A Colorado divorce case can have many facets to it, whether financial or child related. The financial aspects of a divorce case can include property division, alimony (properly termed "maintenance"), and child support. With those financial aspects come various nuances and intricacies of which your expercienced Colorado family law attorney should be aware. One category of nuances tied into the financial aspects of a divorce case relates to taxes.
Most Denver area divorce attorneys have a basic understanding or knowledge of tax implications tied into a divorce case. Because the Internal Revenue Code is a volumious and shifting literary compilation, most family law attorneys are hesitant to give concrete tax "advice" to their clients. That does not mean that we cannot import general tax information or knowledge to our clients with the caveat of, "you should follow up with an accountant to be certain." In essence, family law attorneys are not tax experts. Despite the lack of expertise as relates to taxes, set forth below are some of the basic topics in which tax issues can arise in a Colorado divorce case and basic information related to such.

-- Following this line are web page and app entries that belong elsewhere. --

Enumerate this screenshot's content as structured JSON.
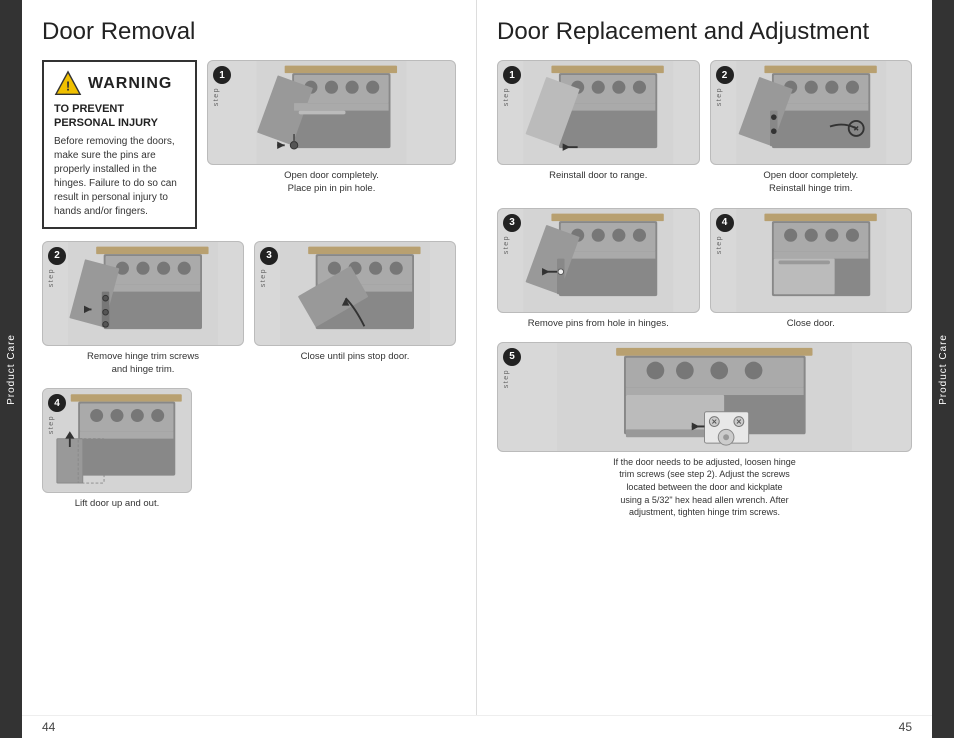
{
  "page": {
    "left_title": "Door Removal",
    "right_title": "Door Replacement and Adjustment",
    "page_left": "44",
    "page_right": "45",
    "side_tab_label": "Product Care"
  },
  "warning": {
    "title": "WARNING",
    "subtitle": "TO PREVENT\nPERSONAL INJURY",
    "body": "Before removing the doors, make sure the pins are properly installed in the hinges. Failure to do so can result in personal injury to hands and/or fingers."
  },
  "left_steps": [
    {
      "number": "1",
      "caption": "Open door completely.\nPlace pin in pin hole."
    },
    {
      "number": "2",
      "caption": "Remove hinge trim screws\nand hinge trim."
    },
    {
      "number": "3",
      "caption": "Close until pins stop door."
    },
    {
      "number": "4",
      "caption": "Lift door up and out."
    }
  ],
  "right_steps": [
    {
      "number": "1",
      "caption": "Reinstall door to range."
    },
    {
      "number": "2",
      "caption": "Open door completely.\nReinstall hinge trim."
    },
    {
      "number": "3",
      "caption": "Remove pins from hole in hinges."
    },
    {
      "number": "4",
      "caption": "Close door."
    },
    {
      "number": "5",
      "caption": "If the door needs to be adjusted, loosen hinge trim screws (see step 2). Adjust the screws located between the door and kickplate using a 5/32\" hex head allen wrench. After adjustment, tighten hinge trim screws."
    }
  ],
  "step_word": "step"
}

"Maintenance" is the proper term for what people might often call alimony in Colorado. Alimony is essentially spousal support. Colorado statute and case law indicate that depending upon financial circumstances, one spouse may have a duty to financially support the other, for a certain period of time, during and after a divorce case. The issue of taxes arises in an alimoy situation in that the Internal Revenue Code allows the party paying alimony to deduct the payments he or she makes from his or her income on the tax return. This can include temporary maintenance paid while a divorce case is pending, maintenance paid after the divorce is done, or sometimes "unallocated" support that is not necessarily defined, so long as that "unallocated" support is not classified as child support. When one is in an alimony paying situation, it becomes important to speak with a learned accountant to find out specifically your rights, obligations, and what documentation you may need, from an IRS stand point, to be able to claim the deduction. An accountant can also strategize with you in terms of making sure you handle your tax affairs in proper fashion as relates to alimony. The tax code is tricky and subtle deviations in how you pay or what you pay can have an effect. For example, the IRS may allow you to deduct the $2000 in alimony you pay on a monthly or "periodic" basis, but might disallow the deduction if you pre-pay for the year in a lump sum. The primary point is that as an alimony payor, you need to be informed as to the tax benefits and consequences tied into your court orders.